Task to carry out » In full and without alteration, write out the data below.

Excerpts from an interface dataset:
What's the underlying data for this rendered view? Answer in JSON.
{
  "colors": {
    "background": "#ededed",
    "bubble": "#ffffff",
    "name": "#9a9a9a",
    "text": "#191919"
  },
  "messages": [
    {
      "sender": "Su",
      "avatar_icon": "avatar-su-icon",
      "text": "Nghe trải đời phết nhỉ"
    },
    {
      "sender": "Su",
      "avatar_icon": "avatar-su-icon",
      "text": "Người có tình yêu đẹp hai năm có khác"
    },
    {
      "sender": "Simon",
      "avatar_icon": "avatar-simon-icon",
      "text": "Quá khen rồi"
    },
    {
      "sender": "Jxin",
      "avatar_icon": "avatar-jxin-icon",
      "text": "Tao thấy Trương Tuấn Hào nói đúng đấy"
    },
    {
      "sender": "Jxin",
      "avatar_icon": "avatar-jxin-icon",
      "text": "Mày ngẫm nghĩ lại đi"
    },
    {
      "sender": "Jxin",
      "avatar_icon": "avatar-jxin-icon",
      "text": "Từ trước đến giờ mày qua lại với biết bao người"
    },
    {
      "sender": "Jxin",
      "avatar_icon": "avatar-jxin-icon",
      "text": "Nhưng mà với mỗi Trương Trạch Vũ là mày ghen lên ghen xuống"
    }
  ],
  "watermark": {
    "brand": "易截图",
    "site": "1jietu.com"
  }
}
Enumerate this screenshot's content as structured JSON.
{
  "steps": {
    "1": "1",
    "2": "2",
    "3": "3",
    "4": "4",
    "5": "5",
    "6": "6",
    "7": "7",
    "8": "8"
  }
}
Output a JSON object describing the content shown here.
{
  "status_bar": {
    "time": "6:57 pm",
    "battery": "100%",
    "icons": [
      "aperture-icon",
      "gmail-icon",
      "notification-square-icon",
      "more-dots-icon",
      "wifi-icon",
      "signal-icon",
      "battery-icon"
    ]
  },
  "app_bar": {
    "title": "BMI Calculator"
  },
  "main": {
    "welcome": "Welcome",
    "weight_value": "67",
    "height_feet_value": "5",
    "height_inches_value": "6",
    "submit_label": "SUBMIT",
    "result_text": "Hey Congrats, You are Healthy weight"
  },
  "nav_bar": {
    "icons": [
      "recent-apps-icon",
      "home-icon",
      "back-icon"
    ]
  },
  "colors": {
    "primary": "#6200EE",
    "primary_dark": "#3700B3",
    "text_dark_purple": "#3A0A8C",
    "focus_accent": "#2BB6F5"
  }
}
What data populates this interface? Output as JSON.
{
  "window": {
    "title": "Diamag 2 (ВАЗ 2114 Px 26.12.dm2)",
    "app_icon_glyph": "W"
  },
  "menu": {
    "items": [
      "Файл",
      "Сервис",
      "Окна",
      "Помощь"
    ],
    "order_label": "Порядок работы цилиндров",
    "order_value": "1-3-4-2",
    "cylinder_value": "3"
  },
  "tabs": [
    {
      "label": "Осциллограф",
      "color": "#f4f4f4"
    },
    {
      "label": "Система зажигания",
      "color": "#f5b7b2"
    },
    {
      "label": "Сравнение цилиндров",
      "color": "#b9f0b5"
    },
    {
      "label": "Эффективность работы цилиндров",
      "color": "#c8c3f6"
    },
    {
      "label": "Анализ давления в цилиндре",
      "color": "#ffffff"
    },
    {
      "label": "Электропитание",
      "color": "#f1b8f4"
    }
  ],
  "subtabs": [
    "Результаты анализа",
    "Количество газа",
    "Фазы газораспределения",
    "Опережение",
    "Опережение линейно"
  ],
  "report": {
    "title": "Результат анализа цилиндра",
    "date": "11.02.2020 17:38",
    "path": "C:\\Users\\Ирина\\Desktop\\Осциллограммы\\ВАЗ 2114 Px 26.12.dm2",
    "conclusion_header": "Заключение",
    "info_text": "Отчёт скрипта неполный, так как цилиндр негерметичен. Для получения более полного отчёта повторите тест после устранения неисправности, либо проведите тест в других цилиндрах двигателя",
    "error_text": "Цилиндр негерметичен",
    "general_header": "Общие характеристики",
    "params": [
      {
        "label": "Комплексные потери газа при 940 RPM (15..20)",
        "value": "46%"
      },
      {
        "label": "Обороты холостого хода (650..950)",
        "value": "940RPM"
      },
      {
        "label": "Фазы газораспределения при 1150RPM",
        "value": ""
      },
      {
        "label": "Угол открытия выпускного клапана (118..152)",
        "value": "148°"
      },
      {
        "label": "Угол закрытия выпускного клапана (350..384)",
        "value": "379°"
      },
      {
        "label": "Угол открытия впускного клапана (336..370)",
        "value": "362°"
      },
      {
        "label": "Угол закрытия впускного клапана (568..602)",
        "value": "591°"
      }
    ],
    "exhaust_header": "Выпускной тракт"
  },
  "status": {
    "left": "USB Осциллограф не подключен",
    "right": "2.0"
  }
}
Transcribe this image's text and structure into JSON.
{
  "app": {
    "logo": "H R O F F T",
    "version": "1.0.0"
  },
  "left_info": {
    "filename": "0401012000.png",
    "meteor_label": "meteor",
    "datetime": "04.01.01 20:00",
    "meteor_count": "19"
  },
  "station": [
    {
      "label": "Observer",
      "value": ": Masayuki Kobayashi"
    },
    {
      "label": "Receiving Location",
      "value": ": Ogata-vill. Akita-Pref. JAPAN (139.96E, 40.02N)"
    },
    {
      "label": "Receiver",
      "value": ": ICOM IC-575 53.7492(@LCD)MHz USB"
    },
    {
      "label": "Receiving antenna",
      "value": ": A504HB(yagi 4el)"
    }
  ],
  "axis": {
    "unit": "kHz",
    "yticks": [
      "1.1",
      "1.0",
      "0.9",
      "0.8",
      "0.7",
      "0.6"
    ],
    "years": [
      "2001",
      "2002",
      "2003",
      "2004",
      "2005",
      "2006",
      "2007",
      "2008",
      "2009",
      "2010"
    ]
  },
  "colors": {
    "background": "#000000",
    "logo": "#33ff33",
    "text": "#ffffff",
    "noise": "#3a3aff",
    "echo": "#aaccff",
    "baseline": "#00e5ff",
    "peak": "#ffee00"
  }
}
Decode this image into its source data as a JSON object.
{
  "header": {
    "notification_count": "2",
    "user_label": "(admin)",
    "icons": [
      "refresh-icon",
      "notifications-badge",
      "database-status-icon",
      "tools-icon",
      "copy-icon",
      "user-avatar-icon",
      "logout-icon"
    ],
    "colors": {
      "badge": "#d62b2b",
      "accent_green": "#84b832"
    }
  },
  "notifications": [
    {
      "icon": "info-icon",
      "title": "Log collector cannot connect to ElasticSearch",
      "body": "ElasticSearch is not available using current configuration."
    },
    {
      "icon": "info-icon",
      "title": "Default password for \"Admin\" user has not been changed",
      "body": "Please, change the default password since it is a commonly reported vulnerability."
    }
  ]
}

Result »
What's the underlying data for this rendered view? Answer in JSON.
{
  "colors": {
    "background": "#ededed",
    "bubble": "#ffffff",
    "name": "#9a9a9a",
    "text": "#191919"
  },
  "messages": [
    {
      "sender": "Su",
      "avatar_icon": "avatar-su-icon",
      "text": "Nghe trải đời phết nhỉ"
    },
    {
      "sender": "Su",
      "avatar_icon": "avatar-su-icon",
      "text": "Người có tình yêu đẹp hai năm có khác"
    },
    {
      "sender": "Simon",
      "avatar_icon": "avatar-simon-icon",
      "text": "Quá khen rồi"
    },
    {
      "sender": "Jxin",
      "avatar_icon": "avatar-jxin-icon",
      "text": "Tao thấy Trương Tuấn Hào nói đúng đấy"
    },
    {
      "sender": "Jxin",
      "avatar_icon": "avatar-jxin-icon",
      "text": "Mày ngẫm nghĩ lại đi"
    },
    {
      "sender": "Jxin",
      "avatar_icon": "avatar-jxin-icon",
      "text": "Từ trước đến giờ mày qua lại với biết bao người"
    },
    {
      "sender": "Jxin",
      "avatar_icon": "avatar-jxin-icon",
      "text": "Nhưng mà với mỗi Trương Trạch Vũ là mày ghen lên ghen xuống"
    }
  ],
  "watermark": {
    "brand": "易截图",
    "site": "1jietu.com"
  }
}
Enumerate this screenshot's content as structured JSON.
{
  "steps": {
    "1": "1",
    "2": "2",
    "3": "3",
    "4": "4",
    "5": "5",
    "6": "6",
    "7": "7",
    "8": "8"
  }
}
Output a JSON object describing the content shown here.
{
  "status_bar": {
    "time": "6:57 pm",
    "battery": "100%",
    "icons": [
      "aperture-icon",
      "gmail-icon",
      "notification-square-icon",
      "more-dots-icon",
      "wifi-icon",
      "signal-icon",
      "battery-icon"
    ]
  },
  "app_bar": {
    "title": "BMI Calculator"
  },
  "main": {
    "welcome": "Welcome",
    "weight_value": "67",
    "height_feet_value": "5",
    "height_inches_value": "6",
    "submit_label": "SUBMIT",
    "result_text": "Hey Congrats, You are Healthy weight"
  },
  "nav_bar": {
    "icons": [
      "recent-apps-icon",
      "home-icon",
      "back-icon"
    ]
  },
  "colors": {
    "primary": "#6200EE",
    "primary_dark": "#3700B3",
    "text_dark_purple": "#3A0A8C",
    "focus_accent": "#2BB6F5"
  }
}
What data populates this interface? Output as JSON.
{
  "window": {
    "title": "Diamag 2 (ВАЗ 2114 Px 26.12.dm2)",
    "app_icon_glyph": "W"
  },
  "menu": {
    "items": [
      "Файл",
      "Сервис",
      "Окна",
      "Помощь"
    ],
    "order_label": "Порядок работы цилиндров",
    "order_value": "1-3-4-2",
    "cylinder_value": "3"
  },
  "tabs": [
    {
      "label": "Осциллограф",
      "color": "#f4f4f4"
    },
    {
      "label": "Система зажигания",
      "color": "#f5b7b2"
    },
    {
      "label": "Сравнение цилиндров",
      "color": "#b9f0b5"
    },
    {
      "label": "Эффективность работы цилиндров",
      "color": "#c8c3f6"
    },
    {
      "label": "Анализ давления в цилиндре",
      "color": "#ffffff"
    },
    {
      "label": "Электропитание",
      "color": "#f1b8f4"
    }
  ],
  "subtabs": [
    "Результаты анализа",
    "Количество газа",
    "Фазы газораспределения",
    "Опережение",
    "Опережение линейно"
  ],
  "report": {
    "title": "Результат анализа цилиндра",
    "date": "11.02.2020 17:38",
    "path": "C:\\Users\\Ирина\\Desktop\\Осциллограммы\\ВАЗ 2114 Px 26.12.dm2",
    "conclusion_header": "Заключение",
    "info_text": "Отчёт скрипта неполный, так как цилиндр негерметичен. Для получения более полного отчёта повторите тест после устранения неисправности, либо проведите тест в других цилиндрах двигателя",
    "error_text": "Цилиндр негерметичен",
    "general_header": "Общие характеристики",
    "params": [
      {
        "label": "Комплексные потери газа при 940 RPM (15..20)",
        "value": "46%"
      },
      {
        "label": "Обороты холостого хода (650..950)",
        "value": "940RPM"
      },
      {
        "label": "Фазы газораспределения при 1150RPM",
        "value": ""
      },
      {
        "label": "Угол открытия выпускного клапана (118..152)",
        "value": "148°"
      },
      {
        "label": "Угол закрытия выпускного клапана (350..384)",
        "value": "379°"
      },
      {
        "label": "Угол открытия впускного клапана (336..370)",
        "value": "362°"
      },
      {
        "label": "Угол закрытия впускного клапана (568..602)",
        "value": "591°"
      }
    ],
    "exhaust_header": "Выпускной тракт"
  },
  "status": {
    "left": "USB Осциллограф не подключен",
    "right": "2.0"
  }
}
Transcribe this image's text and structure into JSON.
{
  "app": {
    "logo": "H R O F F T",
    "version": "1.0.0"
  },
  "left_info": {
    "filename": "0401012000.png",
    "meteor_label": "meteor",
    "datetime": "04.01.01 20:00",
    "meteor_count": "19"
  },
  "station": [
    {
      "label": "Observer",
      "value": ": Masayuki Kobayashi"
    },
    {
      "label": "Receiving Location",
      "value": ": Ogata-vill. Akita-Pref. JAPAN (139.96E, 40.02N)"
    },
    {
      "label": "Receiver",
      "value": ": ICOM IC-575 53.7492(@LCD)MHz USB"
    },
    {
      "label": "Receiving antenna",
      "value": ": A504HB(yagi 4el)"
    }
  ],
  "axis": {
    "unit": "kHz",
    "yticks": [
      "1.1",
      "1.0",
      "0.9",
      "0.8",
      "0.7",
      "0.6"
    ],
    "years": [
      "2001",
      "2002",
      "2003",
      "2004",
      "2005",
      "2006",
      "2007",
      "2008",
      "2009",
      "2010"
    ]
  },
  "colors": {
    "background": "#000000",
    "logo": "#33ff33",
    "text": "#ffffff",
    "noise": "#3a3aff",
    "echo": "#aaccff",
    "baseline": "#00e5ff",
    "peak": "#ffee00"
  }
}
Decode this image into its source data as a JSON object.
{
  "header": {
    "notification_count": "2",
    "user_label": "(admin)",
    "icons": [
      "refresh-icon",
      "notifications-badge",
      "database-status-icon",
      "tools-icon",
      "copy-icon",
      "user-avatar-icon",
      "logout-icon"
    ],
    "colors": {
      "badge": "#d62b2b",
      "accent_green": "#84b832"
    }
  },
  "notifications": [
    {
      "icon": "info-icon",
      "title": "Log collector cannot connect to ElasticSearch",
      "body": "ElasticSearch is not available using current configuration."
    },
    {
      "icon": "info-icon",
      "title": "Default password for \"Admin\" user has not been changed",
      "body": "Please, change the default password since it is a commonly reported vulnerability."
    }
  ]
}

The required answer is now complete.